Jim Webb, who recently announced that he would be joining the race for the Democratic nomination for president, took a different path. He says he would address the student loan debt issue and emphasise adult education. As president he would explore public service as a means to writing off a student loan.

Only after the bulk of the other aspiring Democratic candidates had offered their tuition relief schemes did the frontrunner, Hillary Clinton, offer her proposal entitled the New College Compact. The projected cost of US$350 billion over 10 years will be funded by a tax code change. It would enable students to earn their degrees at public institutions without the need to draw loans to pay for their tuition. One appealing requirement is that institutions would have to control their expenses.

While not a candidate, Senator Elizabeth Warren suggested an alternative remedy in a recent address to a national labour group. Rather than focusing primarily on what students must pay, she also aimed at institutional accountability in exchange for restoring and increasing federal institutional funding. Warren wants a new federal programme that would provide funds to states that make some public higher education options so inexpensive that borrowing would not be required.

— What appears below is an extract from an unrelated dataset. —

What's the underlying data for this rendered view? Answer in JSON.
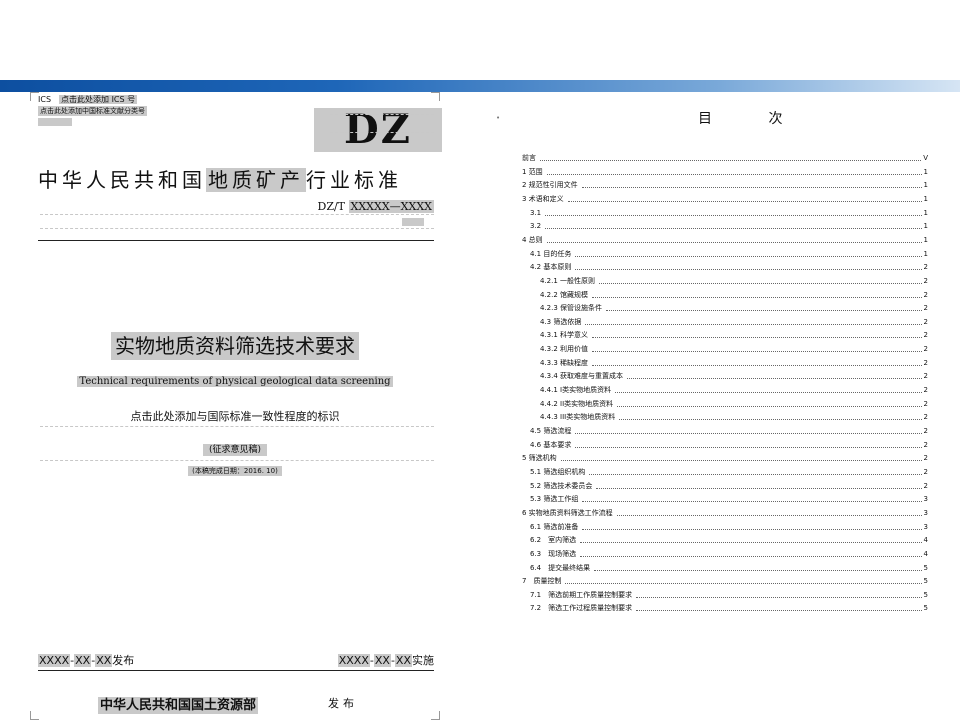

In spite of their populist appeal, the differences among the proposals may well prevent consensus after the long election cycle. These campaign proposals should have already attracted quite a bit of opposition from key stakeholders. With no or at least much lower tuition fees at public institutions, the student loan industry will stand to lose a major segment of its market.

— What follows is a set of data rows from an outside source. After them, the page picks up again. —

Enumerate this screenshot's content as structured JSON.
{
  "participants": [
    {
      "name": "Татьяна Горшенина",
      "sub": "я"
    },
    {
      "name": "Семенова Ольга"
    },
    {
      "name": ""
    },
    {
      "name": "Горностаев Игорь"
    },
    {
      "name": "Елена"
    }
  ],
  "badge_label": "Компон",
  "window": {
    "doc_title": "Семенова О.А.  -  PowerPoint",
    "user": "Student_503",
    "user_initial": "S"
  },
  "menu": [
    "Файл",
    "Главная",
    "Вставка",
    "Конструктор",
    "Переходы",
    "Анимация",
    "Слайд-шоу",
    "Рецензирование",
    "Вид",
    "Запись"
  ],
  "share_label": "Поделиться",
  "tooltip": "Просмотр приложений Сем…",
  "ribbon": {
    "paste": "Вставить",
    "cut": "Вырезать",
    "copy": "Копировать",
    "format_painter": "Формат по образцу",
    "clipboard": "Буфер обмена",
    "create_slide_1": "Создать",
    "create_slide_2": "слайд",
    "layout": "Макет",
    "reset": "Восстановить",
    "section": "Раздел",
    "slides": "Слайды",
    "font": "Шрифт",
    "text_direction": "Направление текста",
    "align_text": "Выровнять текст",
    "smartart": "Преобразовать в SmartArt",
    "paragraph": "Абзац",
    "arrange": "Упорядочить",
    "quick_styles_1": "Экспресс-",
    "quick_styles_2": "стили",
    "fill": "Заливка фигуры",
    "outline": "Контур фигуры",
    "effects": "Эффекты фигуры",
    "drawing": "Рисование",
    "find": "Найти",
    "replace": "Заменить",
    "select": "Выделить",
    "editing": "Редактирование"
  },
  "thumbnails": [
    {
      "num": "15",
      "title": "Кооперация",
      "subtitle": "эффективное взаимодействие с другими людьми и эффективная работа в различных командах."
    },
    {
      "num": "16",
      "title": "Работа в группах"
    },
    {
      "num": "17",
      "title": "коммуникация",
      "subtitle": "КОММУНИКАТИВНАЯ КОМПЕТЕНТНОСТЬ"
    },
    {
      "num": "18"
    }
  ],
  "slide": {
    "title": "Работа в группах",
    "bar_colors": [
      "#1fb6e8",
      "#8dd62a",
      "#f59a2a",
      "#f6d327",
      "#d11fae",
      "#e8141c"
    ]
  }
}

Private and non-minority servicing institutions are likely to lobby for access to any evolving programme in the name of fairness. As more exceptions are included, the cost to taxpayers will draw at least expressions of opposition.

The prospect of these promised funds carries the prospect of additional government regulation. Many state and academic leaders may be wary of any funding programme that goes beyond the traditional constraints and influence tied to federal support. I suspect that there are many of these stakeholders who will not be too sad when the election campaigns and the populist ideas fade from memory.

Finally, Republican 2016 candidates and the current majority party have been largely silent on relief for college costs. Their silence should be no surprise with the party’s core distaste for giveaway programmes, budget growth and government expansion.

In spite of its populist appeal, free tuition has a long and uncertain path ahead. In the interval US institutions should pay more attention to planning for their financial sustainability without continued overdependence on student fees.

William Patrick Leonard is a professor at SolBridge International School of Business, Daejeon, Republic of Korea.